NASA Surveyed the Future of California, and the Result Could Be Catastrophic
As California enters its fourth year of a scorching drought that has consumed most of the state's water reserves, a senior NASA scientist has a stark warning for the Golden State: There's only one year of water left.
In an op-ed for the Los Angeles Times, Jay Famiglietti, a University of California, Irvine, water scientist at the NASA Jet Propulsion Laboratory, urged the state to begin a program of "immediate mandatory water rationing" for all customers and cautioned that California "has only about one year of water supply left in its reservoirs, and our strategic backup supply, groundwater, is rapidly disappearing."
Famiglietti writes that the situation is much more urgent than policymakers realize. The state has no contingency plan should the water dry up, and regulators are quickly running out of time to deal with the problem before it becomes a catastrophe.
The background: California's four-year drought, which boasts both record-breaking average temperatures and sustained lows in rainfall averages, is widely considered to be the worst in the state's recorded history. Climate scientists who examined tree ring samples dating back centuries have concluded that a sustained drought of this ongoing severity in California hasn't occurred in the last 1,200 years.
The United States Drought Monitor estimate 93.44% of the state is experiencing severe drought or worse, with an astonishing 39.92% of the state still experiencing "exceptional" drought in the middle of what is usually the tail end of California's rainy season.
One more year of this, and it's unclear how the state of California will manage to keep crops watered, citizens hydrated or provide water resources for industrial and commercial applications.
Who's to blame? According to Famiglietti, state regulators have dropped the ball responding to the historic drought. As he notes, the state's Sustainable Groundwater Management Act of 2014 won't result in actionable plans to conserve California's water resources for at least 30 years. To date, he writes, California's response has been "staying in emergency mode and praying for rain."
However, Doug Carlson, a Department of Water Resources information officer, strongly contested Famiglietti's account, telling Mic that "[s]eeing the reservoirs run dry is obviously unacceptable" but argued that the one-year statistic "is kind of a scare tactic."
"I think it's safe to say California has weathered droughts this severe in the past," he said. "If the drought continues and there needs to be cutbacks, then it's very likely that the cutbacks will occur to the agricultural sector," which consumes around 80% of the state's water. Carlson said that such a situation would be "unfortunate," but is both unlikely and poses little risk to citizens.

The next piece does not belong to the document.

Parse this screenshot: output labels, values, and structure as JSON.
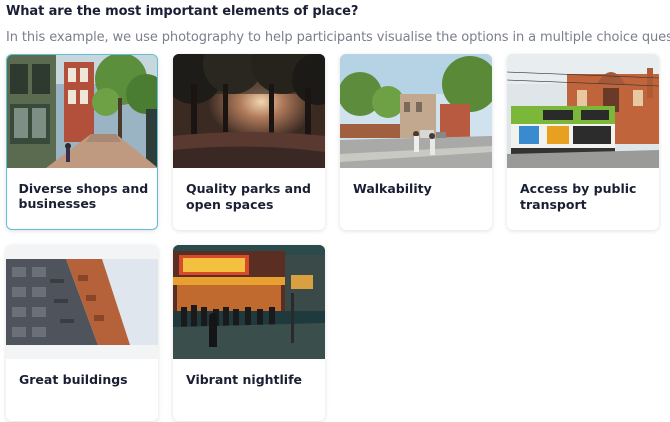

What happens next? Whether or not the state gets through this crisis unscathed, the long-term situation does not look good. The NASA data Famiglietti cites shows that the state has been losing water since 2002, long before the current drought. Current rates of consumption across California are only sustainable during years that rainfall and snowpack formation keep up with demand. The New York Times reports that the Sierra Nevada mountain range has just 19% as much snow as usual, the lowest levels since 1991.
It's unclear how the drought relates to climate change, but scientists have determined that the likelihood of such droughts increases with rising average temperatures and that a hotter world will have more "mega-droughts," some of which could last for decades.
Paleoclimatologist Kevin Anchukaitis, a researcher from the Woods Hole Oceanographic Institution who worked on the tree ring sample study, told ScienceDirect that "there is no doubt that we are entering a new era where human-wrought changes to the climate system will become important for determining the severity of droughts and their consequences for coupled human and natural systems."
Why you should care: Whether or not climate change caused California's drought directly or is just tipping the scales towards severe weather, the state's experience with drought is a major warning sign that a changing climate will have serious and widespread effects on millions of people — and all too often, no one is preparing for it.
Or, as Famiglietti says, "In short, we have no paddle to navigate this crisis."
California might be in a uniquely terrible situation right now. But nationwide, just 14 states have plans to prepare their cities, towns and infrastructure for climate change. In Florida, former Department of Environmental Protection workers say that their agency even imposes an unofficial ban on the terms "climate change" or "global warming." If what's happening in California now is a window to the future, Americans should be very worried indeed.